◆ **BRIEF**: Set down all of the entries exactly, leaving nothing out.

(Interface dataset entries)
* * * * *
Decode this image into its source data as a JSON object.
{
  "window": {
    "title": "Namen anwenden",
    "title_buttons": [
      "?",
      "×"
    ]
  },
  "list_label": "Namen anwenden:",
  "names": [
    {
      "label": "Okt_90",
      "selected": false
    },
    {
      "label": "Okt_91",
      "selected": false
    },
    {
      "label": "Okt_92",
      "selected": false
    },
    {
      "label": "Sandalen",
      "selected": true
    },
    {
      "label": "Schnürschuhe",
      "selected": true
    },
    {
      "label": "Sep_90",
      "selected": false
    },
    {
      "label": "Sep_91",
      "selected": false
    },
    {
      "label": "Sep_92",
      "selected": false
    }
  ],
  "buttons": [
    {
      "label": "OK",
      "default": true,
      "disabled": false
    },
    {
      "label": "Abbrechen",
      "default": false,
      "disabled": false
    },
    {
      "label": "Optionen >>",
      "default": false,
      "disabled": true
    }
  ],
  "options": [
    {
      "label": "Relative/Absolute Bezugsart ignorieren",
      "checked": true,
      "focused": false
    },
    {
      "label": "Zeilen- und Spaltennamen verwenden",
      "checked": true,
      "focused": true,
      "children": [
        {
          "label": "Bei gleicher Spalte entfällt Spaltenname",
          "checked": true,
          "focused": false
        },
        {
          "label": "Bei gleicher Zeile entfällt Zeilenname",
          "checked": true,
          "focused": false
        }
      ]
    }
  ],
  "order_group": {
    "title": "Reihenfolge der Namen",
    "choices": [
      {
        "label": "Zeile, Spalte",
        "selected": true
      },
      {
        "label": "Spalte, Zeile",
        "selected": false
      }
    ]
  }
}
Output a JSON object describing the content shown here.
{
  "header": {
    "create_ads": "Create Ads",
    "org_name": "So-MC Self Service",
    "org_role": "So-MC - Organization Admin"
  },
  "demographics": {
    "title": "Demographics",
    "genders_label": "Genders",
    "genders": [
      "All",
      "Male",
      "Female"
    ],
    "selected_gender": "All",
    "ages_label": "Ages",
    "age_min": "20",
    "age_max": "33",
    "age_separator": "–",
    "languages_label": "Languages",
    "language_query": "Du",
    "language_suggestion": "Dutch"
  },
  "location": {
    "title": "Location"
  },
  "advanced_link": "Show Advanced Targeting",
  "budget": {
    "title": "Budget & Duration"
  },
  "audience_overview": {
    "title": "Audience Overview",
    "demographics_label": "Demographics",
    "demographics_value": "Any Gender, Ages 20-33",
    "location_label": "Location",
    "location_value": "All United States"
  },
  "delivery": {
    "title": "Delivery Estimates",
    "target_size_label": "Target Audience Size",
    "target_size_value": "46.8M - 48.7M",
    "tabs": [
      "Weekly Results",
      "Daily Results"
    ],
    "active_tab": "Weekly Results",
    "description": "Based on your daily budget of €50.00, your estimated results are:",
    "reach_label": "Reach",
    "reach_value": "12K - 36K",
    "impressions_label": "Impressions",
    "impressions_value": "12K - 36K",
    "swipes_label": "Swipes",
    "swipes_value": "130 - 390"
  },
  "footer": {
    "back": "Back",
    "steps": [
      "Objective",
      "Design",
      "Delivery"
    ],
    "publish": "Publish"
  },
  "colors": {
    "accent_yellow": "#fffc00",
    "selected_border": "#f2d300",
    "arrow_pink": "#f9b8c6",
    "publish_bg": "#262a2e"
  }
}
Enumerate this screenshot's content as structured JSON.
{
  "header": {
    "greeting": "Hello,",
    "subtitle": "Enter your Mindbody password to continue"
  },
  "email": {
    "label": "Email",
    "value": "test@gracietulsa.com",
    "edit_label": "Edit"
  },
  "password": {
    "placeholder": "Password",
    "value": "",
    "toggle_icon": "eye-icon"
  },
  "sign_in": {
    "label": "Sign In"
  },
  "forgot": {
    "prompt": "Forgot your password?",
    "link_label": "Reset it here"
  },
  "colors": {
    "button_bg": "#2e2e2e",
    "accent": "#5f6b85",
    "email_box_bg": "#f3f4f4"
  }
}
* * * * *
◆ **SOLUTION TO THIS PROBLEM**:
Decode this image into its source data as a JSON object.
{
  "window": {
    "title": "Namen anwenden",
    "title_buttons": [
      "?",
      "×"
    ]
  },
  "list_label": "Namen anwenden:",
  "names": [
    {
      "label": "Okt_90",
      "selected": false
    },
    {
      "label": "Okt_91",
      "selected": false
    },
    {
      "label": "Okt_92",
      "selected": false
    },
    {
      "label": "Sandalen",
      "selected": true
    },
    {
      "label": "Schnürschuhe",
      "selected": true
    },
    {
      "label": "Sep_90",
      "selected": false
    },
    {
      "label": "Sep_91",
      "selected": false
    },
    {
      "label": "Sep_92",
      "selected": false
    }
  ],
  "buttons": [
    {
      "label": "OK",
      "default": true,
      "disabled": false
    },
    {
      "label": "Abbrechen",
      "default": false,
      "disabled": false
    },
    {
      "label": "Optionen >>",
      "default": false,
      "disabled": true
    }
  ],
  "options": [
    {
      "label": "Relative/Absolute Bezugsart ignorieren",
      "checked": true,
      "focused": false
    },
    {
      "label": "Zeilen- und Spaltennamen verwenden",
      "checked": true,
      "focused": true,
      "children": [
        {
          "label": "Bei gleicher Spalte entfällt Spaltenname",
          "checked": true,
          "focused": false
        },
        {
          "label": "Bei gleicher Zeile entfällt Zeilenname",
          "checked": true,
          "focused": false
        }
      ]
    }
  ],
  "order_group": {
    "title": "Reihenfolge der Namen",
    "choices": [
      {
        "label": "Zeile, Spalte",
        "selected": true
      },
      {
        "label": "Spalte, Zeile",
        "selected": false
      }
    ]
  }
}
Output a JSON object describing the content shown here.
{
  "header": {
    "create_ads": "Create Ads",
    "org_name": "So-MC Self Service",
    "org_role": "So-MC - Organization Admin"
  },
  "demographics": {
    "title": "Demographics",
    "genders_label": "Genders",
    "genders": [
      "All",
      "Male",
      "Female"
    ],
    "selected_gender": "All",
    "ages_label": "Ages",
    "age_min": "20",
    "age_max": "33",
    "age_separator": "–",
    "languages_label": "Languages",
    "language_query": "Du",
    "language_suggestion": "Dutch"
  },
  "location": {
    "title": "Location"
  },
  "advanced_link": "Show Advanced Targeting",
  "budget": {
    "title": "Budget & Duration"
  },
  "audience_overview": {
    "title": "Audience Overview",
    "demographics_label": "Demographics",
    "demographics_value": "Any Gender, Ages 20-33",
    "location_label": "Location",
    "location_value": "All United States"
  },
  "delivery": {
    "title": "Delivery Estimates",
    "target_size_label": "Target Audience Size",
    "target_size_value": "46.8M - 48.7M",
    "tabs": [
      "Weekly Results",
      "Daily Results"
    ],
    "active_tab": "Weekly Results",
    "description": "Based on your daily budget of €50.00, your estimated results are:",
    "reach_label": "Reach",
    "reach_value": "12K - 36K",
    "impressions_label": "Impressions",
    "impressions_value": "12K - 36K",
    "swipes_label": "Swipes",
    "swipes_value": "130 - 390"
  },
  "footer": {
    "back": "Back",
    "steps": [
      "Objective",
      "Design",
      "Delivery"
    ],
    "publish": "Publish"
  },
  "colors": {
    "accent_yellow": "#fffc00",
    "selected_border": "#f2d300",
    "arrow_pink": "#f9b8c6",
    "publish_bg": "#262a2e"
  }
}
Enumerate this screenshot's content as structured JSON.
{
  "header": {
    "greeting": "Hello,",
    "subtitle": "Enter your Mindbody password to continue"
  },
  "email": {
    "label": "Email",
    "value": "test@gracietulsa.com",
    "edit_label": "Edit"
  },
  "password": {
    "placeholder": "Password",
    "value": "",
    "toggle_icon": "eye-icon"
  },
  "sign_in": {
    "label": "Sign In"
  },
  "forgot": {
    "prompt": "Forgot your password?",
    "link_label": "Reset it here"
  },
  "colors": {
    "button_bg": "#2e2e2e",
    "accent": "#5f6b85",
    "email_box_bg": "#f3f4f4"
  }
}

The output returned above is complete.